December 7 2012
Over the course of his World Golf Hall of Fame career, Greg Norman has made adjustments in his swing, even during major championships. But he's never undertaken a complete overhaul of his swing ala Nick Faldo or Tiger Woods.
Changes that significant take time to integrate, Norman said on the eve of the Franklin Templeton Shootout he hosts this weekend. Woods, for example, finally ended a 30-month victory drought with three wins earlier this year, bringing his total to 74, which ranks second all-time on the PGA TOUR.
"That's their choice and decision to do it," Norman said.
“If you're changing coaches, obviously the coach is going to
inject his belief on how the golf club should be swung during the
motion and the player is gonna listen. Obviously he wouldn't change
coaches if he wasn't going to listen to that coach.
"So you expect it, and you have to work together. It takes time, two to three months to really make a change, just one change. So if you're making three or four changes, it may take a year.

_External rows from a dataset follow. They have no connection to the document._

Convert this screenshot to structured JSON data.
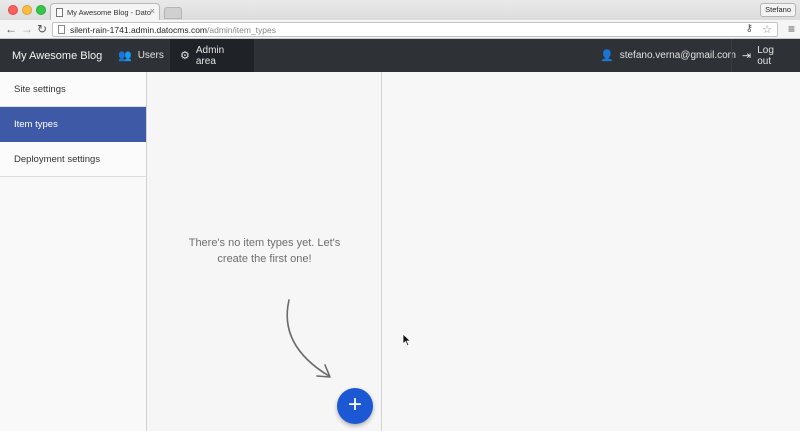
{
  "browser": {
    "tab_title": "My Awesome Blog - Dato",
    "tab_close": "×",
    "profile": "Stefano",
    "nav_back": "←",
    "nav_forward": "→",
    "nav_reload": "↻",
    "url_host": "silent-rain-1741.admin.datocms.com",
    "url_path": "/admin/item_types",
    "url_key_icon": "⚷",
    "url_star_icon": "☆",
    "menu_icon": "≡"
  },
  "header": {
    "brand": "My Awesome Blog",
    "nav": [
      {
        "label": "Users",
        "icon": "users-icon",
        "glyph": "👥"
      },
      {
        "label": "Admin area",
        "icon": "gear-icon",
        "glyph": "⚙"
      }
    ],
    "user_email": "stefano.verna@gmail.com",
    "user_glyph": "👤",
    "logout_label": "Log out",
    "logout_glyph": "⇥"
  },
  "sidebar": {
    "items": [
      {
        "label": "Site settings",
        "active": false
      },
      {
        "label": "Item types",
        "active": true
      },
      {
        "label": "Deployment settings",
        "active": false
      }
    ]
  },
  "main": {
    "empty_line1": "There's no item types yet. Let's",
    "empty_line2": "create the first one!",
    "add_button_glyph": "+"
  },
  "colors": {
    "header_bg": "#2e3136",
    "sidebar_active": "#3e5aa6",
    "fab": "#1c58d4"
  }
}
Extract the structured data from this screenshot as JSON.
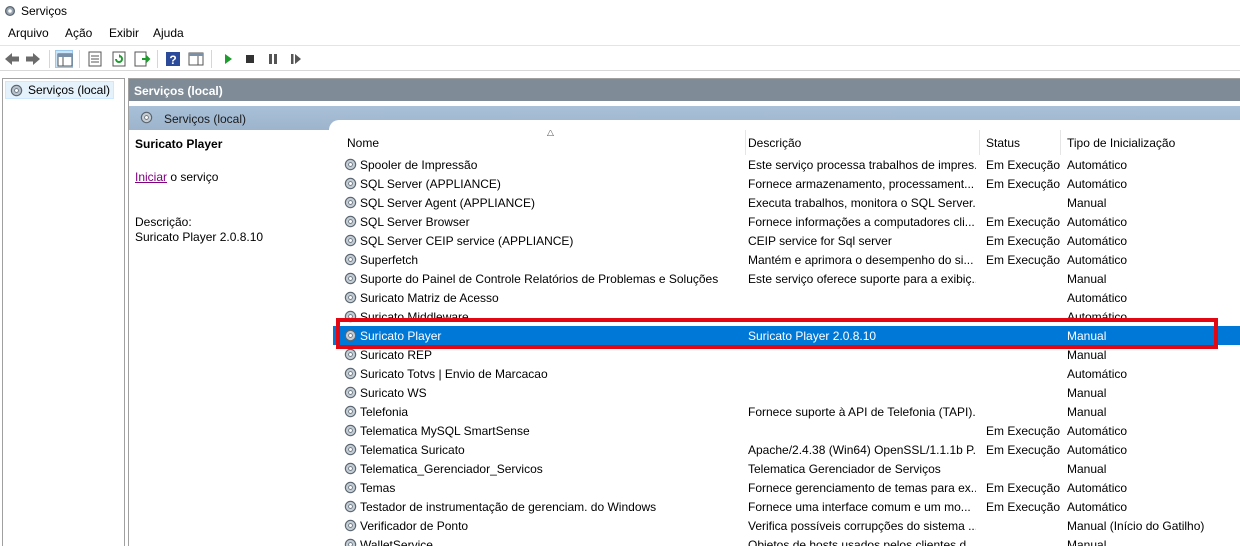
{
  "window": {
    "title": "Serviços",
    "icon": "services-gear-icon"
  },
  "menu": [
    "Arquivo",
    "Ação",
    "Exibir",
    "Ajuda"
  ],
  "toolbar": {
    "buttons": [
      "back-icon",
      "forward-icon",
      "show-hide-console-tree-icon",
      "properties-icon",
      "refresh-icon",
      "export-list-icon",
      "help-icon",
      "show-hide-action-pane-icon",
      "start-service-icon",
      "stop-service-icon",
      "pause-service-icon",
      "resume-service-icon"
    ]
  },
  "tree": {
    "root": "Serviços (local)"
  },
  "pane": {
    "header": "Serviços (local)",
    "subheader": "Serviços (local)"
  },
  "details": {
    "service_name": "Suricato Player",
    "start_link": "Iniciar",
    "start_suffix": " o serviço",
    "description_label": "Descrição:",
    "description_value": "Suricato Player 2.0.8.10"
  },
  "columns": [
    "Nome",
    "Descrição",
    "Status",
    "Tipo de Inicialização"
  ],
  "selected_row_index": 9,
  "colors": {
    "selection": "#0078d7",
    "highlight_box": "#e30613",
    "header": "#7f8b97"
  },
  "services": [
    {
      "name": "Spooler de Impressão",
      "description": "Este serviço processa trabalhos de impres...",
      "status": "Em Execução",
      "startup": "Automático"
    },
    {
      "name": "SQL Server (APPLIANCE)",
      "description": "Fornece armazenamento, processament...",
      "status": "Em Execução",
      "startup": "Automático"
    },
    {
      "name": "SQL Server Agent (APPLIANCE)",
      "description": "Executa trabalhos, monitora o SQL Server...",
      "status": "",
      "startup": "Manual"
    },
    {
      "name": "SQL Server Browser",
      "description": "Fornece informações a computadores cli...",
      "status": "Em Execução",
      "startup": "Automático"
    },
    {
      "name": "SQL Server CEIP service (APPLIANCE)",
      "description": "CEIP service for Sql server",
      "status": "Em Execução",
      "startup": "Automático"
    },
    {
      "name": "Superfetch",
      "description": "Mantém e aprimora o desempenho do si...",
      "status": "Em Execução",
      "startup": "Automático"
    },
    {
      "name": "Suporte do Painel de Controle Relatórios de Problemas e Soluções",
      "description": "Este serviço oferece suporte para a exibiç...",
      "status": "",
      "startup": "Manual"
    },
    {
      "name": "Suricato Matriz de Acesso",
      "description": "",
      "status": "",
      "startup": "Automático"
    },
    {
      "name": "Suricato Middleware",
      "description": "",
      "status": "",
      "startup": "Automático"
    },
    {
      "name": "Suricato Player",
      "description": "Suricato Player 2.0.8.10",
      "status": "",
      "startup": "Manual"
    },
    {
      "name": "Suricato REP",
      "description": "",
      "status": "",
      "startup": "Manual"
    },
    {
      "name": "Suricato Totvs | Envio de Marcacao",
      "description": "",
      "status": "",
      "startup": "Automático"
    },
    {
      "name": "Suricato WS",
      "description": "",
      "status": "",
      "startup": "Manual"
    },
    {
      "name": "Telefonia",
      "description": "Fornece suporte à API de Telefonia (TAPI)...",
      "status": "",
      "startup": "Manual"
    },
    {
      "name": "Telematica MySQL SmartSense",
      "description": "",
      "status": "Em Execução",
      "startup": "Automático"
    },
    {
      "name": "Telematica Suricato",
      "description": "Apache/2.4.38 (Win64) OpenSSL/1.1.1b P...",
      "status": "Em Execução",
      "startup": "Automático"
    },
    {
      "name": "Telematica_Gerenciador_Servicos",
      "description": "Telematica Gerenciador de Serviços",
      "status": "",
      "startup": "Manual"
    },
    {
      "name": "Temas",
      "description": "Fornece gerenciamento de temas para ex...",
      "status": "Em Execução",
      "startup": "Automático"
    },
    {
      "name": "Testador de instrumentação de gerenciam. do Windows",
      "description": "Fornece uma interface comum e um mo...",
      "status": "Em Execução",
      "startup": "Automático"
    },
    {
      "name": "Verificador de Ponto",
      "description": "Verifica possíveis corrupções do sistema ...",
      "status": "",
      "startup": "Manual (Início do Gatilho)"
    },
    {
      "name": "WalletService",
      "description": "Objetos de hosts usados pelos clientes d...",
      "status": "",
      "startup": "Manual"
    }
  ]
}
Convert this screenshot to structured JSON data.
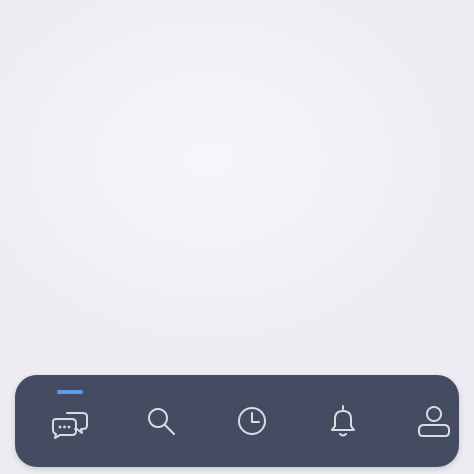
{
  "screen": {
    "background_color": "#f1f1f6"
  },
  "tab_bar": {
    "background_color": "#454c61",
    "icon_color": "#d9dbe3",
    "active_indicator_color": "#5f9bea",
    "active_tab": "messages",
    "tabs": [
      {
        "id": "messages",
        "icon": "chat-bubbles-icon",
        "active": true
      },
      {
        "id": "search",
        "icon": "search-icon",
        "active": false
      },
      {
        "id": "history",
        "icon": "clock-icon",
        "active": false
      },
      {
        "id": "notifications",
        "icon": "bell-icon",
        "active": false
      },
      {
        "id": "profile",
        "icon": "user-icon",
        "active": false
      }
    ]
  }
}
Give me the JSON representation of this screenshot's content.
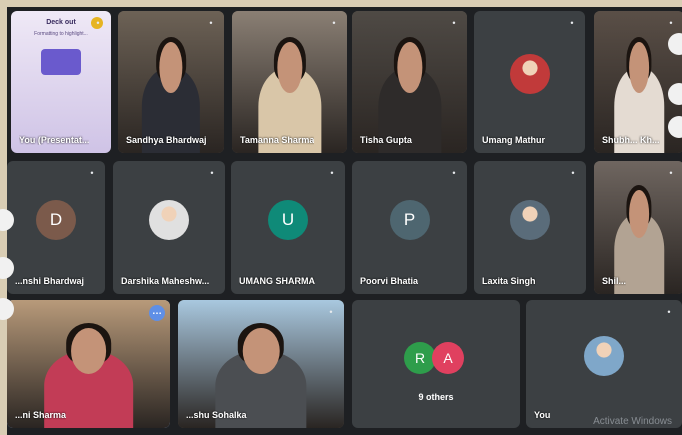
{
  "row1": [
    {
      "id": "you-presenting",
      "name": "You (Presentat...",
      "type": "presentation",
      "slide_title": "Deck out",
      "slide_sub": "Formatting to highlight...",
      "colors": {
        "bg": "#ded7e8"
      }
    },
    {
      "id": "sandhya",
      "name": "Sandhya Bhardwaj",
      "type": "camera",
      "colors": {
        "bg": "#6d6256",
        "shirt": "#2b2d35"
      }
    },
    {
      "id": "tamanna",
      "name": "Tamanna Sharma",
      "type": "camera",
      "colors": {
        "bg": "#8a7f74",
        "shirt": "#d9c6a8"
      }
    },
    {
      "id": "tisha",
      "name": "Tisha Gupta",
      "type": "camera",
      "colors": {
        "bg": "#4f4a45",
        "shirt": "#2e2b2a"
      }
    },
    {
      "id": "umang-mathur",
      "name": "Umang Mathur",
      "type": "photo",
      "colors": {
        "bg": "#3c4043",
        "avatar": "#c13a3a"
      }
    },
    {
      "id": "shubh",
      "name": "Shubh... Kh...",
      "type": "camera",
      "colors": {
        "bg": "#5a4f47",
        "shirt": "#e4dbd2"
      }
    }
  ],
  "row2": [
    {
      "id": "bhardwaj",
      "name": "...nshi Bhardwaj",
      "type": "letter",
      "letter": "D",
      "colors": {
        "avatar": "#7b5a4b"
      }
    },
    {
      "id": "darshika",
      "name": "Darshika Maheshw...",
      "type": "photo",
      "colors": {
        "avatar": "#e0e0e0"
      }
    },
    {
      "id": "umang-sharma",
      "name": "UMANG SHARMA",
      "type": "letter",
      "letter": "U",
      "colors": {
        "avatar": "#0f8a78"
      }
    },
    {
      "id": "poorvi",
      "name": "Poorvi Bhatia",
      "type": "letter",
      "letter": "P",
      "colors": {
        "avatar": "#4e6670"
      }
    },
    {
      "id": "laxita",
      "name": "Laxita Singh",
      "type": "photo",
      "colors": {
        "avatar": "#5a6c7a"
      }
    },
    {
      "id": "shil",
      "name": "Shil...",
      "type": "camera",
      "colors": {
        "bg": "#6f6660",
        "shirt": "#b2a393"
      }
    }
  ],
  "row3": [
    {
      "id": "teacher",
      "name": "...ni Sharma",
      "type": "camera",
      "active": true,
      "colors": {
        "bg": "#b89a7a",
        "shirt": "#c23c56"
      }
    },
    {
      "id": "sohalka",
      "name": "...shu Sohalka",
      "type": "camera",
      "colors": {
        "bg": "#a9c8df",
        "shirt": "#4b4e52"
      }
    },
    {
      "id": "others",
      "label": "9 others",
      "letters": [
        "R",
        "A"
      ],
      "colors": {
        "r": "#2e9d4b",
        "a": "#e0405f"
      }
    },
    {
      "id": "you",
      "name": "You",
      "type": "photo",
      "colors": {
        "avatar": "#7fa7c9"
      }
    }
  ],
  "watermark": "Activate Windows",
  "icons": {
    "mic_off": "mic-off-icon",
    "more": "more-options-icon"
  }
}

It's a big effort. You can pretty much write off a year if you're going to make a significant change and build into the future."
Woods has restructured his swing with three different coaches, most recently Sean Foley. Norman, though, thinks Woods's swing, circa 2000, when he was embarking on what came to be called the Tiger Slam was the "purest I've ever seen him swing a golf club technically."
Norman said he isn't sure exactly why Woods decided to make the various changes. "Maybe injury is a significant reason," the former world No. 1 suggested, adding that he and Butch Harmon engineered changes in Norman's swing from time to time to alleviate stress on his back and spine.
"Like I say, I like the way he swung the golf club in 2000 at
any stage of his career," Norman said. "He was technically correct.
To me, he was a better middle iron player and controlled his
distance better then than he was or is today.
"Right now, from what I read -- and that's all I can say, is what I read -- is he's just trying to take one side of the golf course out of play, which is hitting the ball left. I think he's worked pretty hard on doing that."